By improving its environmental performance, Rock Hall has decreased annual electricity use costs by 5 percent and reduced water use by 25 percent—both of which add up to $100,000 in savings compared to a conventional building, according to Maric Munn, director of Facilities Management.
“UCSF is showing important leadership with this accomplishment,” said Matthew St. Clair, sustainability manager at the UC Office of the President. “Rock Hall is the first laboratory building in San Francisco to receive LEED for existing buildings certification, and one of the first lab buildings in the country to earn a silver certification.
“The certification of Rock Hall and efforts to build on this accomplishment by certifying several additional buildings make UCSF a leader in efficient, sustainable operations of its buildings both in the University of California system and among universities around the country,” St. Clair added.
Embracing Sustainable Practices
The University of California has embraced the goal of sustainability and is transforming its business practices to reduce its environmental impact and fight global warming. These efforts gained momentum in June 2004 when UC issued the Presidential Policy on Green Building Design and Clean Energy Standards, which has since been expanded, revised, and renamed as the Policy on Sustainable Practices.
One of the most comprehensive and far-reaching institutional sustainability commitments in the nation, the UC policy cites guidelines and goals in the areas of sustainable transportation, climate protection, waste reduction and recycling, environmentally preferable purchasing, sustainable food services, clean energy, and green building.
As a health science campus, UCSF is working in all of these areas to improve the University’s effect on the environment and the health of those in the community. For example, Materials Management at UCSF Medical Center recently reported that it will save more than $500,000 this fiscal year by switching from certain disposable products to those that are sanitized or sterilized and reused and will be diverting more than 100,000 pounds of plastic waste from landfills.
UCSF’s efforts to initiate and implement environmentally friendly efforts are directed by the Chancellor’s Advisory Committee on Sustainability (CACS). Formed in April 2008, CACS is charged with examining UCSF’s effect on the environment from a comprehensive perspective; evaluating existing UCSF policies, procedures, and/or programs that affect the environment; and recommending to the Chancellor changes that will increase sustainability at UCSF.

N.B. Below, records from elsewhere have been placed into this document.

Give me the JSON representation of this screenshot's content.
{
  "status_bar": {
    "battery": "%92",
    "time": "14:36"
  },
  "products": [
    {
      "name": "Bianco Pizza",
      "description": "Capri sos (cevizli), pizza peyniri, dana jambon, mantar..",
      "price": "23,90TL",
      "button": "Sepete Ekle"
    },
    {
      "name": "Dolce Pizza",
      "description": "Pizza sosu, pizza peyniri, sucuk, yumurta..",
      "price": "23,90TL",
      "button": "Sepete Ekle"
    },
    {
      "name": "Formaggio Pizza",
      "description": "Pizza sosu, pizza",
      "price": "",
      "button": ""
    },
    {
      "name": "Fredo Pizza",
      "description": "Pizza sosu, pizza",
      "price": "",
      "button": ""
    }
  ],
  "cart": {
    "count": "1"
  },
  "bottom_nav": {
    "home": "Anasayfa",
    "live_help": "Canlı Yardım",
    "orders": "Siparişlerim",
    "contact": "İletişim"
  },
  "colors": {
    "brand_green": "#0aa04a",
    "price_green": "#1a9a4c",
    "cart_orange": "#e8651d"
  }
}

Photos by Susan Merrell
UCSF Hires Sustainability Manager
UCSF Today, January 26, 2010
UC Continues Progress in Sustainability Practices
UCSF Today, January 22, 2008